**THE TASK**
Which lines in the records below mention the word "организации"? Copy each one out.

==== MATERIAL SUPPLIED

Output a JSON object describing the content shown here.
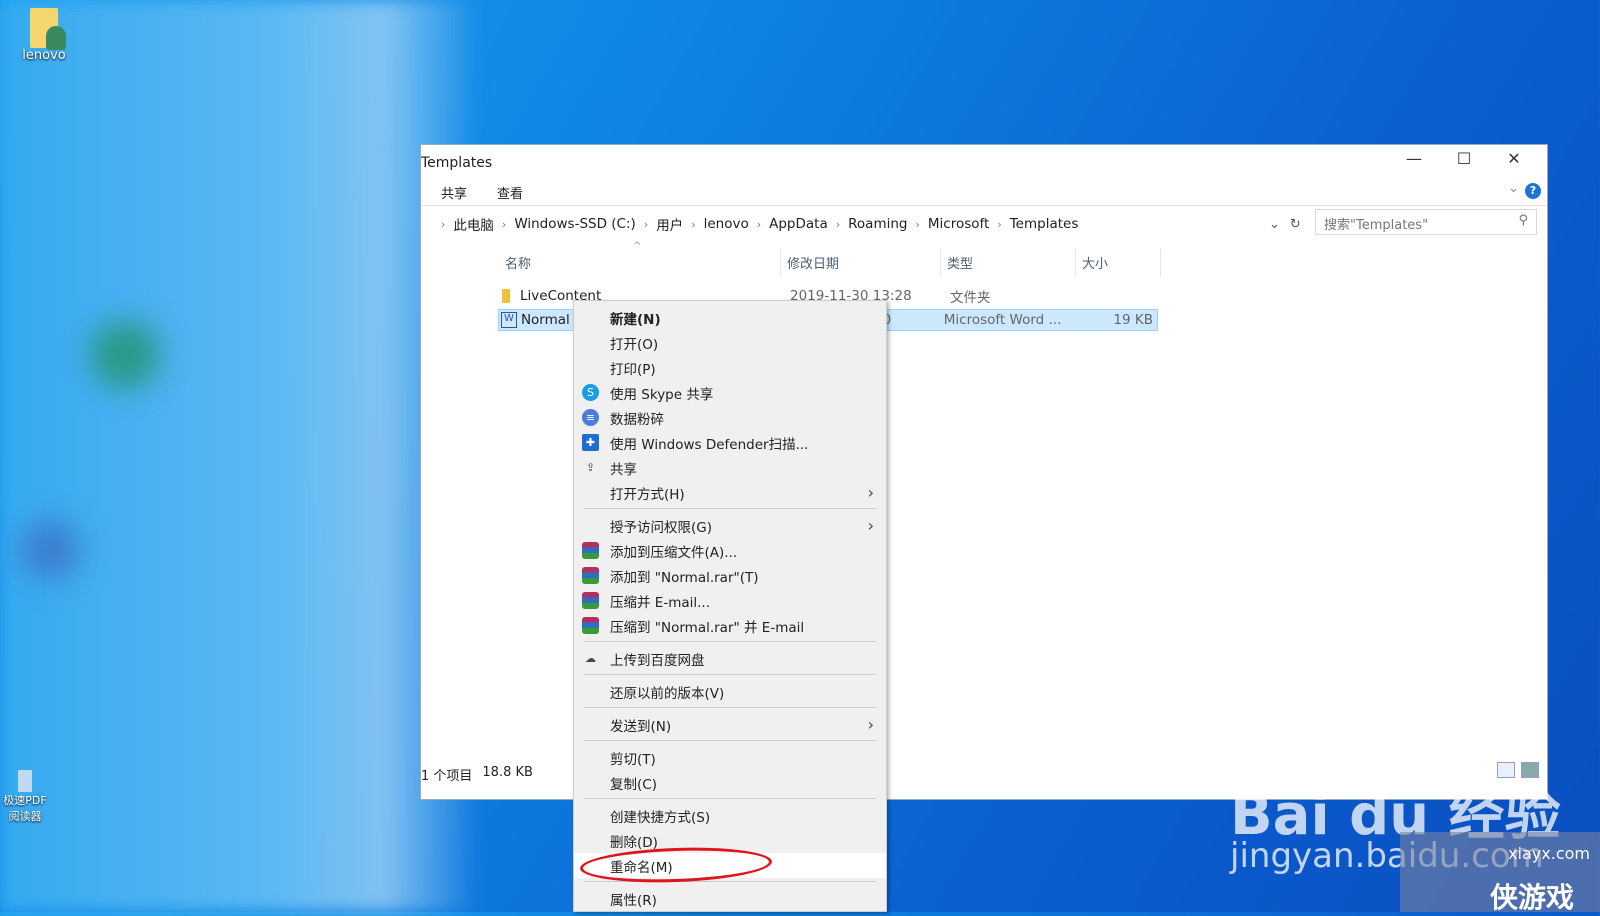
{
  "desktop": {
    "icons": [
      {
        "label": "lenovo"
      },
      {
        "label": "极速PDF阅读器"
      }
    ]
  },
  "window": {
    "title": "Templates",
    "ribbon_tabs": [
      "共享",
      "查看"
    ],
    "controls": {
      "minimize": "—",
      "maximize": "☐",
      "close": "✕",
      "help": "?"
    },
    "breadcrumb": [
      "此电脑",
      "Windows-SSD (C:)",
      "用户",
      "lenovo",
      "AppData",
      "Roaming",
      "Microsoft",
      "Templates"
    ],
    "search_placeholder": "搜索\"Templates\"",
    "columns": [
      "名称",
      "修改日期",
      "类型",
      "大小"
    ],
    "files": [
      {
        "name": "LiveContent",
        "modified": "2019-11-30 13:28",
        "type": "文件夹",
        "size": ""
      },
      {
        "name": "Normal",
        "modified": "00",
        "type": "Microsoft Word ...",
        "size": "19 KB",
        "selected": true
      }
    ],
    "status": {
      "count": "1 个项目",
      "size": "18.8 KB"
    }
  },
  "context_menu": {
    "groups": [
      [
        {
          "label": "新建(N)",
          "bold": true
        },
        {
          "label": "打开(O)"
        },
        {
          "label": "打印(P)"
        },
        {
          "label": "使用 Skype 共享",
          "icon": "skype-icon"
        },
        {
          "label": "数据粉碎",
          "icon": "shred-icon"
        },
        {
          "label": "使用 Windows Defender扫描...",
          "icon": "defender-shield-icon"
        },
        {
          "label": "共享",
          "icon": "share-icon"
        },
        {
          "label": "打开方式(H)",
          "submenu": true
        }
      ],
      [
        {
          "label": "授予访问权限(G)",
          "submenu": true
        },
        {
          "label": "添加到压缩文件(A)...",
          "icon": "winrar-icon"
        },
        {
          "label": "添加到 \"Normal.rar\"(T)",
          "icon": "winrar-icon"
        },
        {
          "label": "压缩并 E-mail...",
          "icon": "winrar-icon"
        },
        {
          "label": "压缩到 \"Normal.rar\" 并 E-mail",
          "icon": "winrar-icon"
        }
      ],
      [
        {
          "label": "上传到百度网盘",
          "icon": "baidu-netdisk-icon"
        }
      ],
      [
        {
          "label": "还原以前的版本(V)"
        }
      ],
      [
        {
          "label": "发送到(N)",
          "submenu": true
        }
      ],
      [
        {
          "label": "剪切(T)"
        },
        {
          "label": "复制(C)"
        }
      ],
      [
        {
          "label": "创建快捷方式(S)"
        },
        {
          "label": "删除(D)"
        },
        {
          "label": "重命名(M)",
          "highlighted": true
        }
      ],
      [
        {
          "label": "属性(R)"
        }
      ]
    ]
  },
  "annotation": {
    "color": "#e0141c"
  },
  "watermarks": {
    "baidu": "Bai du 经验",
    "baidu_url": "jingyan.baidu.com",
    "site": "xiayx.com",
    "site_name": "侠游戏"
  }
}
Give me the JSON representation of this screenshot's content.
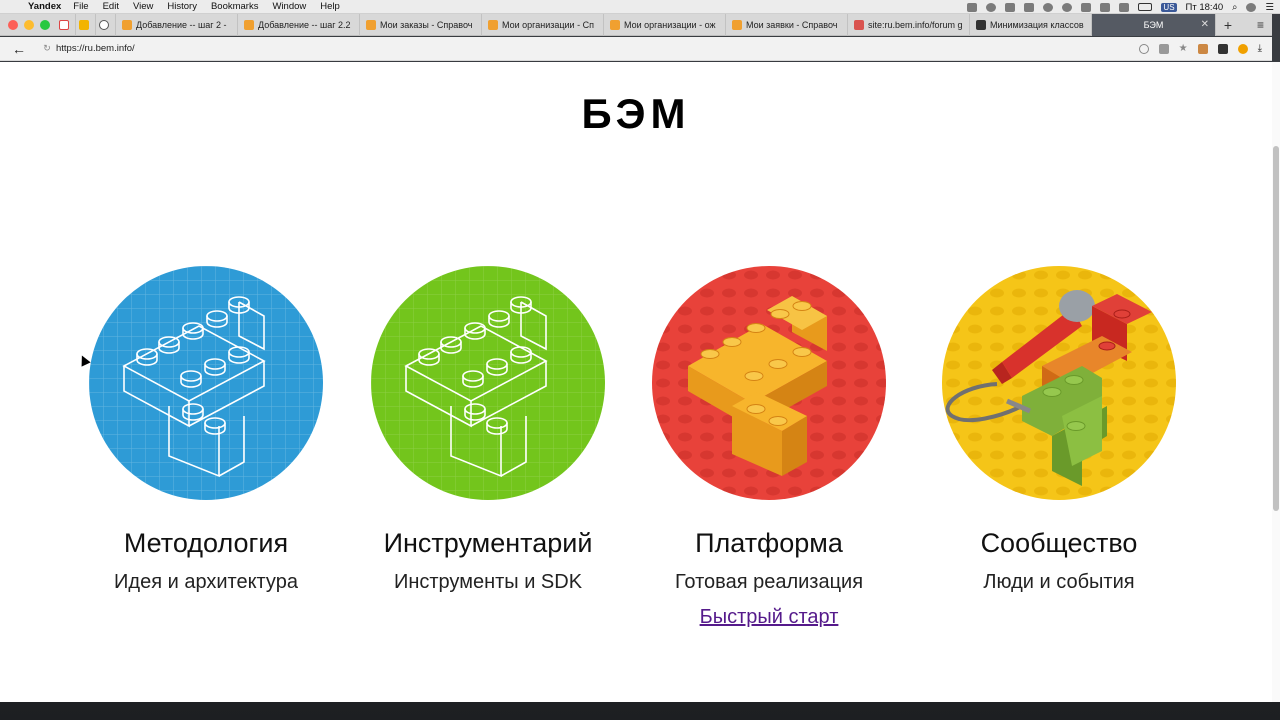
{
  "menubar": {
    "app_name": "Yandex",
    "items": [
      "File",
      "Edit",
      "View",
      "History",
      "Bookmarks",
      "Window",
      "Help"
    ],
    "clock": "Пт 18:40",
    "lang": "US"
  },
  "tabs": [
    {
      "title": "Добавление -- шаг 2 -",
      "color": "#f0a030"
    },
    {
      "title": "Добавление -- шаг 2.2",
      "color": "#f0a030"
    },
    {
      "title": "Мои заказы - Справоч",
      "color": "#f0a030"
    },
    {
      "title": "Мои организации - Сп",
      "color": "#f0a030"
    },
    {
      "title": "Мои организации - ож",
      "color": "#f0a030"
    },
    {
      "title": "Мои заявки - Справоч",
      "color": "#f0a030"
    },
    {
      "title": "site:ru.bem.info/forum g",
      "color": "#d9534f"
    },
    {
      "title": "Минимизация классов",
      "color": "#333333"
    }
  ],
  "active_tab": {
    "title": "БЭМ"
  },
  "address": {
    "url": "https://ru.bem.info/"
  },
  "site": {
    "title": "БЭМ",
    "cards": [
      {
        "title": "Методология",
        "subtitle": "Идея и архитектура",
        "color": "#2e9bd6"
      },
      {
        "title": "Инструментарий",
        "subtitle": "Инструменты и SDK",
        "color": "#73c51c"
      },
      {
        "title": "Платформа",
        "subtitle": "Готовая реализация",
        "link": "Быстрый старт",
        "color": "#e8423a"
      },
      {
        "title": "Сообщество",
        "subtitle": "Люди и события",
        "color": "#f5c518"
      }
    ]
  }
}
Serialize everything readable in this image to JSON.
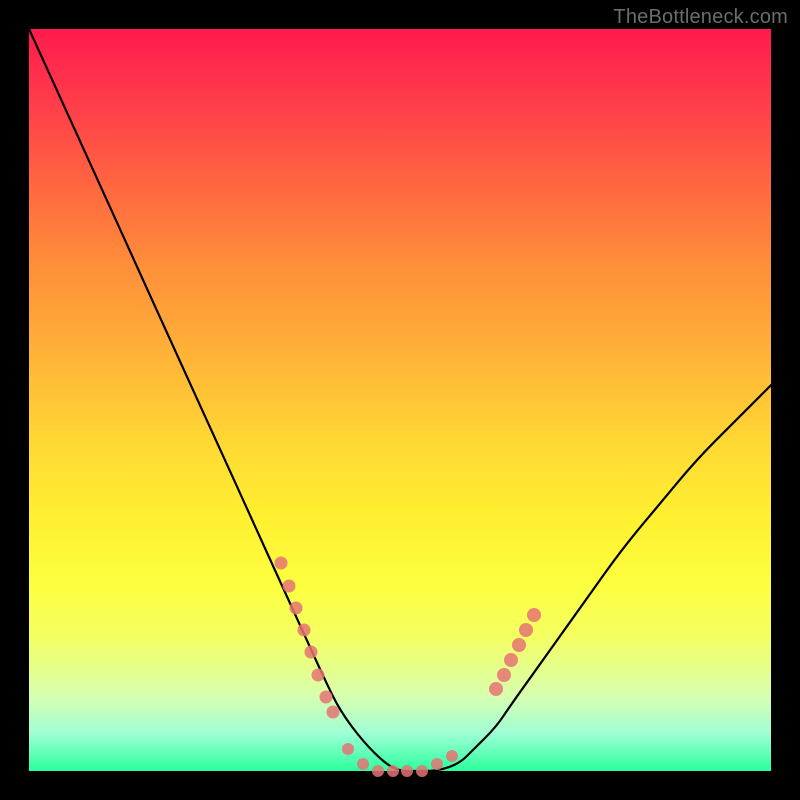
{
  "watermark": "TheBottleneck.com",
  "colors": {
    "gradient_top": "#ff1a4d",
    "gradient_bottom": "#2cff9d",
    "curve": "#000000",
    "dots": "#e57373",
    "frame": "#000000"
  },
  "chart_data": {
    "type": "line",
    "title": "",
    "xlabel": "",
    "ylabel": "",
    "xlim": [
      0,
      100
    ],
    "ylim": [
      0,
      100
    ],
    "x": [
      0,
      5,
      10,
      15,
      20,
      25,
      30,
      35,
      40,
      42,
      45,
      48,
      50,
      52,
      55,
      58,
      60,
      63,
      65,
      70,
      75,
      80,
      85,
      90,
      95,
      100
    ],
    "values": [
      100,
      89,
      78,
      67,
      56,
      45,
      34,
      23,
      12,
      8,
      4,
      1,
      0,
      0,
      0,
      1,
      3,
      6,
      9,
      16,
      23,
      30,
      36,
      42,
      47,
      52
    ],
    "dot_clusters": {
      "left_branch_x": [
        34,
        35,
        36,
        37,
        38,
        39,
        40,
        41
      ],
      "left_branch_y": [
        28,
        25,
        22,
        19,
        16,
        13,
        10,
        8
      ],
      "valley_x": [
        43,
        45,
        47,
        49,
        51,
        53,
        55,
        57
      ],
      "valley_y": [
        3,
        1,
        0,
        0,
        0,
        0,
        1,
        2
      ],
      "right_branch_x": [
        63,
        64,
        65,
        66,
        67,
        68
      ],
      "right_branch_y": [
        11,
        13,
        15,
        17,
        19,
        21
      ]
    }
  }
}
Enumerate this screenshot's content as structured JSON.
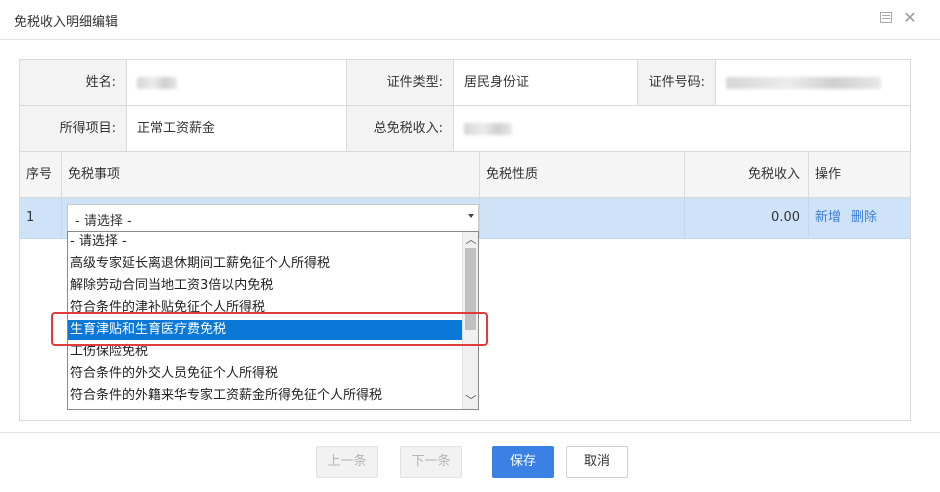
{
  "dialog": {
    "title": "免税收入明细编辑"
  },
  "info": {
    "name_label": "姓名:",
    "name_value": "",
    "id_type_label": "证件类型:",
    "id_type_value": "居民身份证",
    "id_number_label": "证件号码:",
    "id_number_value": "",
    "income_item_label": "所得项目:",
    "income_item_value": "正常工资薪金",
    "total_exempt_label": "总免税收入:",
    "total_exempt_value": ""
  },
  "table": {
    "headers": [
      "序号",
      "免税事项",
      "免税性质",
      "免税收入",
      "操作"
    ],
    "rows": [
      {
        "index": "1",
        "item": "- 请选择 -",
        "nature": "",
        "amount": "0.00",
        "actions": [
          "新增",
          "删除"
        ]
      }
    ]
  },
  "dropdown": {
    "options": [
      "- 请选择 -",
      "高级专家延长离退休期间工薪免征个人所得税",
      "解除劳动合同当地工资3倍以内免税",
      "符合条件的津补贴免征个人所得税",
      "生育津贴和生育医疗费免税",
      "工伤保险免税",
      "符合条件的外交人员免征个人所得税",
      "符合条件的外籍来华专家工资薪金所得免征个人所得税"
    ],
    "selected_index": 4
  },
  "footer": {
    "prev": "上一条",
    "next": "下一条",
    "save": "保存",
    "cancel": "取消"
  },
  "colors": {
    "primary": "#3b80e5",
    "selected_row": "#cfe3f8",
    "highlight_border": "#e03c3c",
    "link": "#3c7fd6"
  }
}
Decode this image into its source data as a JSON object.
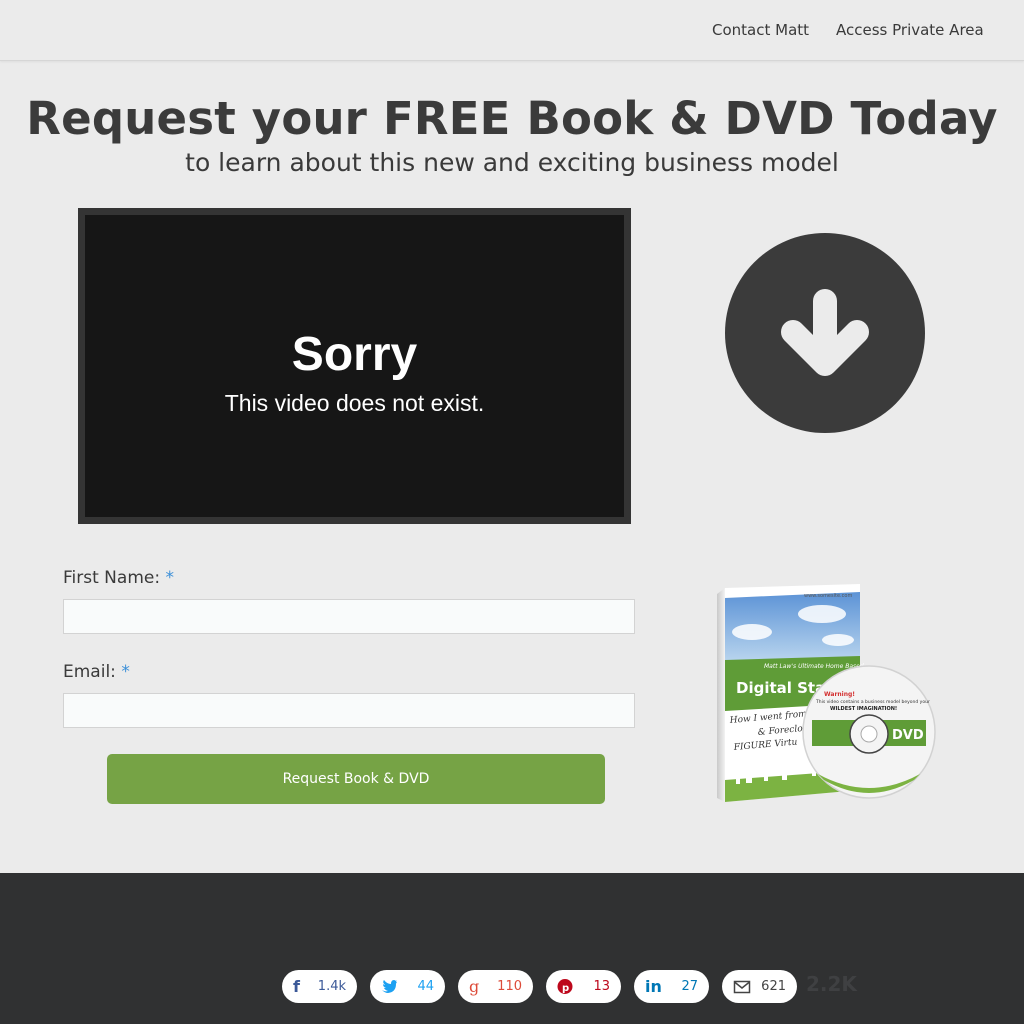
{
  "nav": {
    "contact_label": "Contact Matt",
    "private_label": "Access Private Area"
  },
  "hero": {
    "headline": "Request your FREE Book & DVD Today",
    "subheadline": "to learn about this new and exciting business model"
  },
  "video": {
    "error_title": "Sorry",
    "error_message": "This video does not exist."
  },
  "download_icon": "arrow-down-icon",
  "form": {
    "first_name_label": "First Name:",
    "email_label": "Email:",
    "required_mark": "*",
    "first_name_value": "",
    "email_value": "",
    "submit_label": "Request Book & DVD"
  },
  "product": {
    "brand_line": "Matt Law's Ultimate Home Based",
    "title": "Digital Start-U",
    "subtitle_1": "How I went from 7",
    "subtitle_2": "& Foreclosure",
    "subtitle_3": "FIGURE Virtu",
    "url": "www.somesite.com",
    "disc_warning_title": "Warning!",
    "disc_warning_text": "This video contains a business model beyond your",
    "disc_warning_emph": "WILDEST IMAGINATION!",
    "disc_label": "DVD"
  },
  "share": {
    "facebook": {
      "icon": "facebook-icon",
      "count": "1.4k"
    },
    "twitter": {
      "icon": "twitter-icon",
      "count": "44"
    },
    "googleplus": {
      "icon": "google-plus-icon",
      "count": "110"
    },
    "pinterest": {
      "icon": "pinterest-icon",
      "count": "13"
    },
    "linkedin": {
      "icon": "linkedin-icon",
      "count": "27"
    },
    "email": {
      "icon": "mail-icon",
      "count": "621"
    },
    "total": "2.2K"
  },
  "colors": {
    "button_green": "#76a345",
    "required_blue": "#3b8fd8",
    "footer_dark": "#303132",
    "circle_dark": "#3b3b3b"
  }
}
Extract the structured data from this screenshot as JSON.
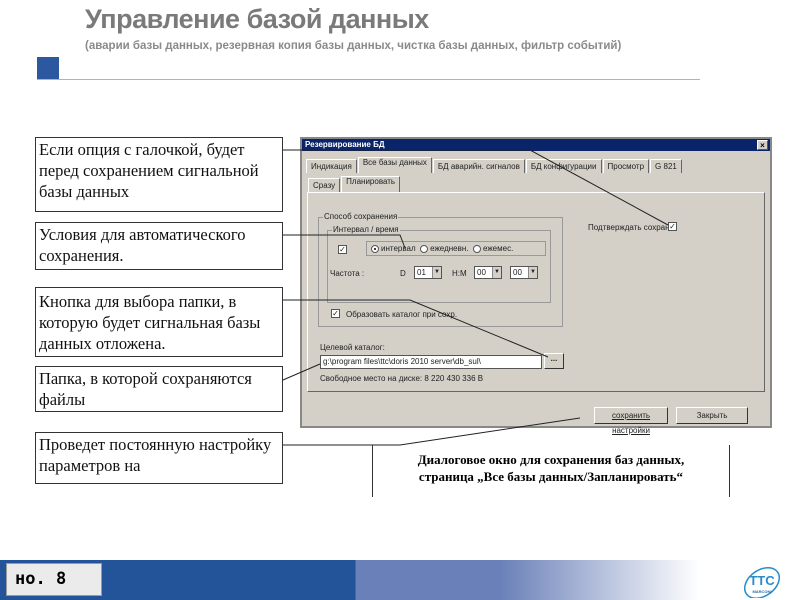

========

**RESPONSE**
      "title": "Мои организации - Сп",
      "title": "Мои организации - ож",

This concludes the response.